October 29, 2012 3.46 pm This story is over 139 months old

Endless pool makes a splash at the University of Lincoln

Research: University of Lincoln now has an ‘endless pool’, making it the second in the country to have such a facility on its campus.

The University of Lincoln kitted its Human Performance Centre with an ‘endless pool’, making it the second in the country to have such a facility on campus.

The facility resembles a small swimming pool and projects an underwater current for athletes to swim or run against, so they can train at controlled intensities.

It cost just under £20,000 in total to install.

This would be controlled by a coach or research specialist at their side, surrounded by the latest diagnostic equipment for analysing technique and fitness.

As well as having obvious uses for studying the performance of swimmers, the endless pool provides a low-impact environment for distance runners to train in.

This is particularly useful in biomechanics and physiology-based research, as well as in the coaching and rehabilitation of athletes returning from injury.

Human Performance Centre Manager Simon George said: “Endless pools are increasingly being used in the rehabilitation of elite athletes returning from injury.

“Cross-training underwater uses the same muscle groups and a very similar action as conventional running, but without the same level of impact.

“Swimmers can also use the pool for analysis of their technique and physiological data collection.

“It can be combined with a high-speed camera system to provide biomechanical data in real-time – which of course would be problematic in a full-size swimming pool.”

Double gold medal winning Great Britain distance runner Mo Farah and his silver-medal winning American training partner Galen Rupp are reported to have carried out some of their running training in water as they prepared for the London 2012 Games.

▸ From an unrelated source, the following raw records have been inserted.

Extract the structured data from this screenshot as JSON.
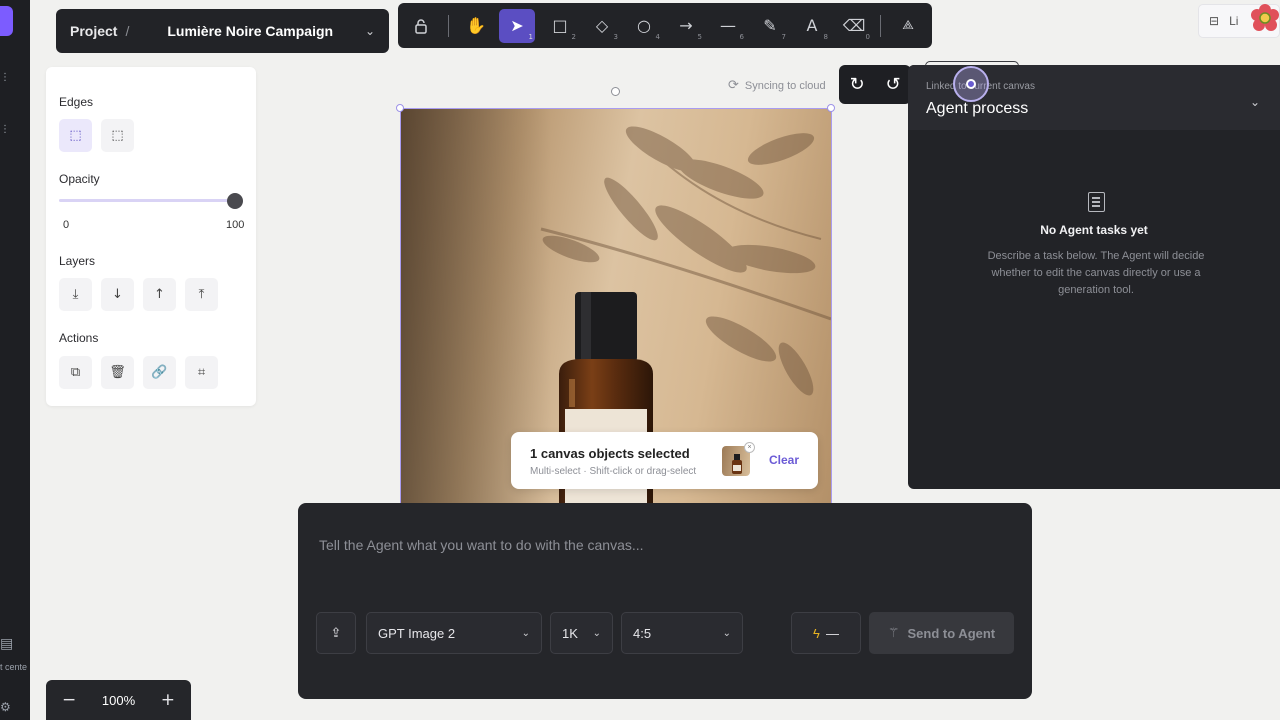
{
  "breadcrumb": {
    "project": "Project",
    "separator": "/",
    "name": "Lumière Noire Campaign"
  },
  "toolbar": {
    "tools": [
      {
        "name": "lock",
        "key": ""
      },
      {
        "name": "hand",
        "key": ""
      },
      {
        "name": "select",
        "key": "1"
      },
      {
        "name": "rectangle",
        "key": "2"
      },
      {
        "name": "diamond",
        "key": "3"
      },
      {
        "name": "ellipse",
        "key": "4"
      },
      {
        "name": "arrow",
        "key": "5"
      },
      {
        "name": "line",
        "key": "6"
      },
      {
        "name": "pencil",
        "key": "7"
      },
      {
        "name": "text",
        "key": "8"
      },
      {
        "name": "eraser",
        "key": "0"
      },
      {
        "name": "shapes",
        "key": ""
      }
    ],
    "active": "select"
  },
  "top_right": {
    "label": "Li"
  },
  "properties": {
    "edges_label": "Edges",
    "opacity_label": "Opacity",
    "opacity_value": 100,
    "opacity_min": "0",
    "opacity_max": "100",
    "layers_label": "Layers",
    "actions_label": "Actions"
  },
  "canvas": {
    "sync_status": "Syncing to cloud"
  },
  "selection_chip": {
    "title": "1 canvas objects selected",
    "hint": "Multi-select · Shift-click or drag-select",
    "clear_label": "Clear"
  },
  "agent_panel": {
    "linked_text": "Linked to current canvas",
    "title": "Agent process",
    "empty_title": "No Agent tasks yet",
    "empty_desc": "Describe a task below. The Agent will decide whether to edit the canvas directly or use a generation tool."
  },
  "composer": {
    "placeholder": "Tell the Agent what you want to do with the canvas...",
    "model": "GPT Image 2",
    "resolution": "1K",
    "aspect": "4:5",
    "credits": "—",
    "send_label": "Send to Agent"
  },
  "zoom": {
    "minus": "−",
    "value": "100%",
    "plus": "+"
  },
  "left_rail": {
    "footer_text": "t cente"
  },
  "colors": {
    "accent": "#5b4ec2",
    "panel_dark": "#222327",
    "canvas_bg": "#f1f1ef"
  }
}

Fellow Olympic medal winners Alistair and Jonny Brownlee, who won gold and bronze in the triathlon, are also said to have used an endless pool in their preparations for the games.

Source: University of Lincoln